The Diviners by Libba Bray

Sometimes you read a book and you say, “That’s my book.” It seems like the author wrote it just for you, that everything in it was created for your amusement and suspense and pleasure. It is intimate and wonderful and you want to tell everyone you know about it and keep it all to yourself at the same time. I know many of you have felt that way about this book, and this one and this one. And that is how I feel about Diviners by the diabolically funny and utterly fabulous Libba Bray. This is SO my book. It is full of everything awesome and scary and merry and sweet. It is set in the Roaring Twenties in a swanky, swaggering New York City and features a collection of complex, confused teens with mysterious powers, who, one by one, realize that their destiny is to fight an ancient evil that is rising up in their very midst. (My favorite started out as unapologetic party girl Evie, but oh, you are gonna have such a crush on dance hall Theta and moody poet Memphis as well) There is both a haunted house AND a haunted museum. There’s a serial killer who steals body parts and a terrifying religious cult baying for blood. There are speakeasys and rent parties. It is about both big things like Manifest Destiny and little things like sparkly headbands. You get a front row seat to the Harlem Renaissance and a balcony chair to the Ziegfeld Follies. And the frights aren’t just lame-o gross-outs, but deep psychological chills that get under your skin (although there are some pretty good gross-outs, and someone does lose their skin). There’s a diversity of character that without message or pretense, makes you understand that America is and always has been a melting pot and that characters of color or of various sexual orientation can be an intregal part of a story without their background being THE story. There is romance (but not too much), gore (but not too much), loads of suspense and even a Model-T car chase. All things I adore (who knew I loved Model-T car chases but it turns out that I DO). All things I can’t believe are in the same epic voluminous book that despite being over 500 pages is as tight as a proverbial drum. And the only reason that I’m not in deep mourning at having finished it and at never being able to read it again for the first time is that it is just the FIRST BOOK IN A NEW SERIES. THERE WILL BE MORE. And I’m already a hot mess of anticipation for book 2. An exquisitely written, sumptuous affair of a novel that you will want to pull up around your ears and roll around in like a flapper’s mink stole. I can’t wait for you to discover that this is YOUR BOOK TOO when it comes to a library, bookstore or e-reader near you. On your way to the library, check out this hilarious video of LB acting out the first scene of The Diviners with action figures. (Yes, I know. You thought you couldn’t love her more and now YOU DO.)
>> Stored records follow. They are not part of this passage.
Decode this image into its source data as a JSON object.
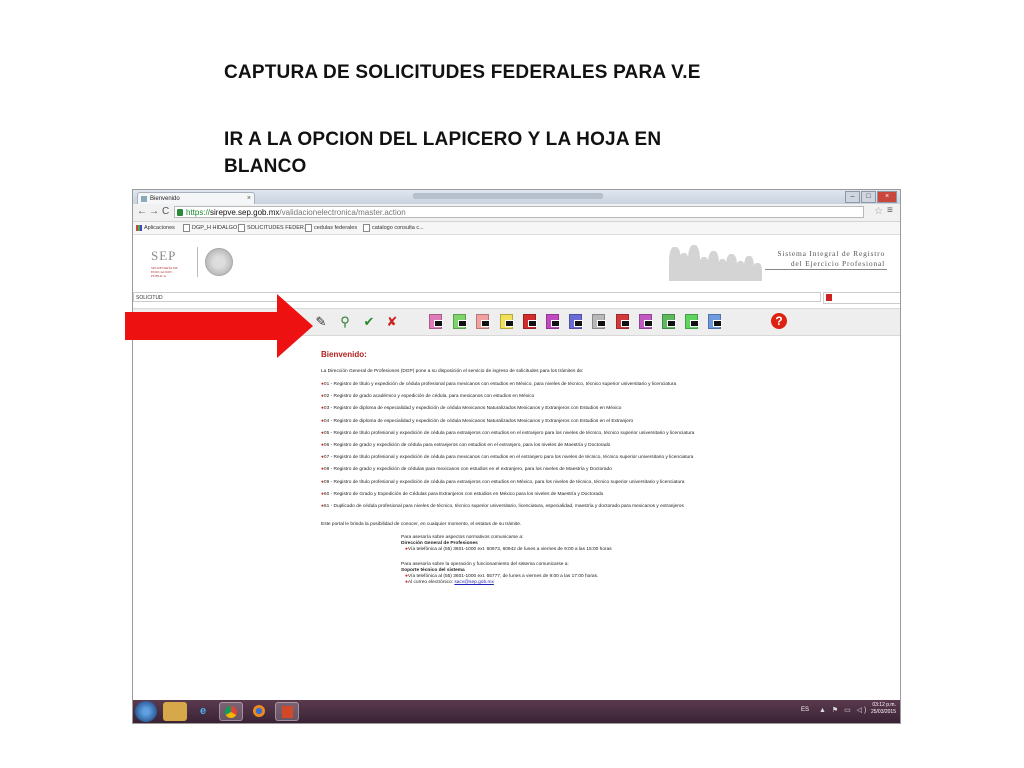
{
  "slide": {
    "title_line1": "CAPTURA DE SOLICITUDES FEDERALES PARA V.E",
    "title_line2": "IR A LA OPCION DEL LAPICERO Y LA HOJA EN BLANCO"
  },
  "browser": {
    "tab_title": "Bienvenido",
    "tab_close": "×",
    "url_https": "https://",
    "url_domain": "sirepve.sep.gob.mx",
    "url_path": "/validacionelectronica/master.action",
    "nav_back": "←",
    "nav_forward": "→",
    "nav_reload": "C",
    "star": "☆",
    "menu": "≡",
    "bookmarks": [
      {
        "label": "Aplicaciones"
      },
      {
        "label": "DGP_H HIDALGO"
      },
      {
        "label": "SOLICITUDES FEDER..."
      },
      {
        "label": "cedulas federales"
      },
      {
        "label": "catalogo consulta c..."
      }
    ]
  },
  "site": {
    "sep_logo": "SEP",
    "sep_sub": "SECRETARÍA DE EDUCACIÓN PÚBLICA",
    "system_title_line1": "Sistema Integral de Registro",
    "system_title_line2": "del Ejercicio Profesional",
    "search_label": "SOLICITUD"
  },
  "content": {
    "welcome": "Bienvenido:",
    "intro": "La Dirección General de Profesiones (DGP) pone a su disposición el servicio de ingreso de solicitudes para los trámites de:",
    "items": [
      "01 - Registro de título y expedición de cédula profesional para mexicanos con estudios en México, para niveles de técnico, técnico superior universitario y licenciatura",
      "02 - Registro de grado académico y expedición de cédula, para mexicanos con estudios en México",
      "03 - Registro de diploma de especialidad y expedición de cédula Mexicanos Naturalizados Mexicanos y Extranjeros con Estudios en México",
      "04 - Registro de diploma de especialidad y expedición de cédula Mexicanos Naturalizados Mexicanos y Extranjeros con Estudios en el Extranjero",
      "05 - Registro de título profesional y expedición de cédula para extranjeros con estudios en el extranjero para los niveles de técnico, técnico superior universitario y licenciatura",
      "06 - Registro de grado y expedición de cédula para extranjeros con estudios en el extranjero, para los niveles de Maestría y Doctorado",
      "07 - Registro de título profesional y expedición de cédula para mexicanos con estudios en el extranjero para los niveles de técnico, técnico superior universitario y licenciatura",
      "08 - Registro de grado y expedición de cédulas para mexicanos con estudios en el extranjero, para los niveles de Maestría y Doctorado",
      "09 - Registro de título profesional y expedición de cédula para extranjeros con estudios en México, para los niveles de técnico, técnico superior universitario y licenciatura",
      "60 - Registro de Grado y Expedición de Cédulas para Extranjeros con estudios en México para los niveles de Maestría y Doctorado",
      "61 - Duplicado de cédula profesional para niveles de técnico, técnico superior universitario, licenciatura, especialidad, maestría y doctorado para mexicanos y extranjeros"
    ],
    "closing": "Este portal le brinda la posibilidad de conocer, en cualquier momento, el estatus de su trámite.",
    "advice1_intro": "Para asesoría sobre aspectos normativos comunicarse a:",
    "advice1_org": "Dirección General de Profesiones",
    "advice1_phone": "Vía telefónica al (55) 3601-1000  ext. 60973, 60942  de lunes a viernes de 9:00 a las 15:00 horas",
    "advice2_intro": "Para asesoría sobre la operación y funcionamiento del sistema comunicarse a:",
    "advice2_org": "Soporte técnico del sistema",
    "advice2_phone": "Vía telefónica al (55) 3601-1000  ext. 55777, de lunes a viernes de 9:00 a las  17:00 horas.",
    "advice2_email_label": "Al correo electrónico:",
    "advice2_email": "sacv@sep.gob.mx"
  },
  "taskbar": {
    "lang": "ES",
    "time": "03:12 p.m.",
    "date": "25/03/2015"
  },
  "icons": {
    "help": "?"
  }
}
8 thoughts on “The Diviners by Libba Bray

  1. You have written a magnificent love letter not only to The Divinvers but to Libba! I absolutely CANNOT wait to read this book and I was already pretty excited, having previously watched the video of her with the action figures.

  2. I’m supposed to be reading John Irving for my book club, but I’m going to read this instead! I can’t wait to see how Libba Bray creates the 1920s.

  3. Posted on Great post!I’m a fan of Ellen Page and no offense but she does not look like Katniss to me at all. She’s just so small and not tough looikng.I LOVE your choices for the Libba Bray characters. I love that series and miss it Hopefully the Hunger Games movies are good unlike the Battle Royale ones. Those were AWFUL!!! The book is awesome though.

  4. GOD I want to read this book! I’ve had TWO ARCs and I’ve given them both away because I just knew the recipients would LOVE IT. Even though I haven’t had the chance to read it myself. 🙂 Libba Bray never disappoints.

  5. You *know* I am all about this book! People who haven’t read it need to get on it already!
    Also, I got to meet her last night!

  6. This book looks like it was a lot more developed than other Libra Bray works I’ve read. I read the start of her Gemma Doyle trilogy and the problem I had with it was the disconnect I felt inherent in its style. I couldn’t connect to the writing or characters, so I’m glad to hear that this book has a different vibe and is easy to “get in to.”

    Check out my reading blog, I’m looking for a few readers:

Leave a Reply

Your email address will not be published. Required fields are marked *